**Directions**
The word "BEDROOM" occurs in some lines of the data. Return each such line.

**Web page and app entries**
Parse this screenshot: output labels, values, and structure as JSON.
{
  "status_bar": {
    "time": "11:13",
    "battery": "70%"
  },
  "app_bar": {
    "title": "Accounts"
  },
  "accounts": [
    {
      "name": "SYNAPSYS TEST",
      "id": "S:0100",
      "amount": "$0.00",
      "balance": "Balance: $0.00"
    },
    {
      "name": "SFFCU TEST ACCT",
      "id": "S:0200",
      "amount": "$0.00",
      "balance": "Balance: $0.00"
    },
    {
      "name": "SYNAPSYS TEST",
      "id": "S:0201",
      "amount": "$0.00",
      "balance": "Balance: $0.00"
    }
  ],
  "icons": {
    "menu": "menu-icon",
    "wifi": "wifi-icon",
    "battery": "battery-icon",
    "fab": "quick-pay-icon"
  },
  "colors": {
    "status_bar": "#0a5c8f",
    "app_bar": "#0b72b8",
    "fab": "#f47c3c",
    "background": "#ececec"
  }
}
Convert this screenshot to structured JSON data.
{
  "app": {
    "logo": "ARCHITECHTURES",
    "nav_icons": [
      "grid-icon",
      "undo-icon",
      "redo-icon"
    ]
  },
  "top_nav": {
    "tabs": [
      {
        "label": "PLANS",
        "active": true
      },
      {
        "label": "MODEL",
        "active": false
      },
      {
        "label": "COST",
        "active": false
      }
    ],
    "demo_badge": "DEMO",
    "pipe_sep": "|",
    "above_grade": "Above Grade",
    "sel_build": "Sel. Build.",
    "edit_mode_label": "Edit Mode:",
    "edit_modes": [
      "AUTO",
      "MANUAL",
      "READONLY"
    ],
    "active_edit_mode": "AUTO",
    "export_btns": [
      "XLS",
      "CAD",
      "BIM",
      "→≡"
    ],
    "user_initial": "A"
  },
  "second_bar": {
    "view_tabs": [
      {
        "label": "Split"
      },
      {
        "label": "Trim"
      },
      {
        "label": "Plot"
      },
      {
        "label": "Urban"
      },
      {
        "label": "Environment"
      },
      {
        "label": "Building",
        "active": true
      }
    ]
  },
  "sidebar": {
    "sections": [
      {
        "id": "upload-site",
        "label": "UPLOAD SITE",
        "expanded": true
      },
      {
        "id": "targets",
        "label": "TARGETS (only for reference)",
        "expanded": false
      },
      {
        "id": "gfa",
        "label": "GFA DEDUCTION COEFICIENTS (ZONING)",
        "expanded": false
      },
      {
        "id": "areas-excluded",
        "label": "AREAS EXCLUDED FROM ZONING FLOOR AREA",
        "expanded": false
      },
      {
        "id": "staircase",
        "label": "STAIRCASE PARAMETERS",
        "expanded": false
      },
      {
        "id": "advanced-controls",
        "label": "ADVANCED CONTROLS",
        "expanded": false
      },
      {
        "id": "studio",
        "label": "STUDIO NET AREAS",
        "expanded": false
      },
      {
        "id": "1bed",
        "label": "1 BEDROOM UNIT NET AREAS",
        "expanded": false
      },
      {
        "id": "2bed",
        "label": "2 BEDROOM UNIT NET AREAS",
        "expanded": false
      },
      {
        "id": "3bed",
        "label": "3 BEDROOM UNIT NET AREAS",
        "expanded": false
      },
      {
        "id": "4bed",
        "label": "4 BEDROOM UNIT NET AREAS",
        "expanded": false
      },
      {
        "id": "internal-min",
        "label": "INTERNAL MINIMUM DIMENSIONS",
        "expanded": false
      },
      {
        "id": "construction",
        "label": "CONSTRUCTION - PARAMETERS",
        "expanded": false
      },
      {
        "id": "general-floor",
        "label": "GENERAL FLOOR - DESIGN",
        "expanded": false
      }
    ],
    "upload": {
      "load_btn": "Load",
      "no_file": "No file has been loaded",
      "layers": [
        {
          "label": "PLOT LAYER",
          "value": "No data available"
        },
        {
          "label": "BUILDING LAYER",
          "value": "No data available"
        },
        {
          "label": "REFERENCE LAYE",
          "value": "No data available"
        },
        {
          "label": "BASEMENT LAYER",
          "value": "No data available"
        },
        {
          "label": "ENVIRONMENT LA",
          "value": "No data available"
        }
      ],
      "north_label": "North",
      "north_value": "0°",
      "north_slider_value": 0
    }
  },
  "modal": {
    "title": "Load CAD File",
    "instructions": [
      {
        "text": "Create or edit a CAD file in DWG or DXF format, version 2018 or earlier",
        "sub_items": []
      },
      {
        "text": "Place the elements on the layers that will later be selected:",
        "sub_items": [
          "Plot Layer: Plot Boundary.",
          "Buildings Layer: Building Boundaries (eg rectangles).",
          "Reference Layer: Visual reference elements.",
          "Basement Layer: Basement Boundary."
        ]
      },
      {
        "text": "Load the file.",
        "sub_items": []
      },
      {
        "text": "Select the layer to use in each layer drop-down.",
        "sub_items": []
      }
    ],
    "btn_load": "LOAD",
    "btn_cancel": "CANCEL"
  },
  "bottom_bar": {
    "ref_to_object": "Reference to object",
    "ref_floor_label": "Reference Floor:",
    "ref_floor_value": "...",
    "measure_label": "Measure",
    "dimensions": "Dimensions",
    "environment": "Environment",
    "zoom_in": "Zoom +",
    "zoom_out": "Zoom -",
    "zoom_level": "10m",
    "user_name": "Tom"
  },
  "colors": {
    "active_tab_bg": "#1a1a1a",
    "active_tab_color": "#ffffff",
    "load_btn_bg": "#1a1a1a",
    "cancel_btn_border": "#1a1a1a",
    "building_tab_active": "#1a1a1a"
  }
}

**Written response**
        "label": "1 BEDROOM UNIT NET AREAS",
        "label": "2 BEDROOM UNIT NET AREAS",
        "label": "3 BEDROOM UNIT NET AREAS",
        "label": "4 BEDROOM UNIT NET AREAS",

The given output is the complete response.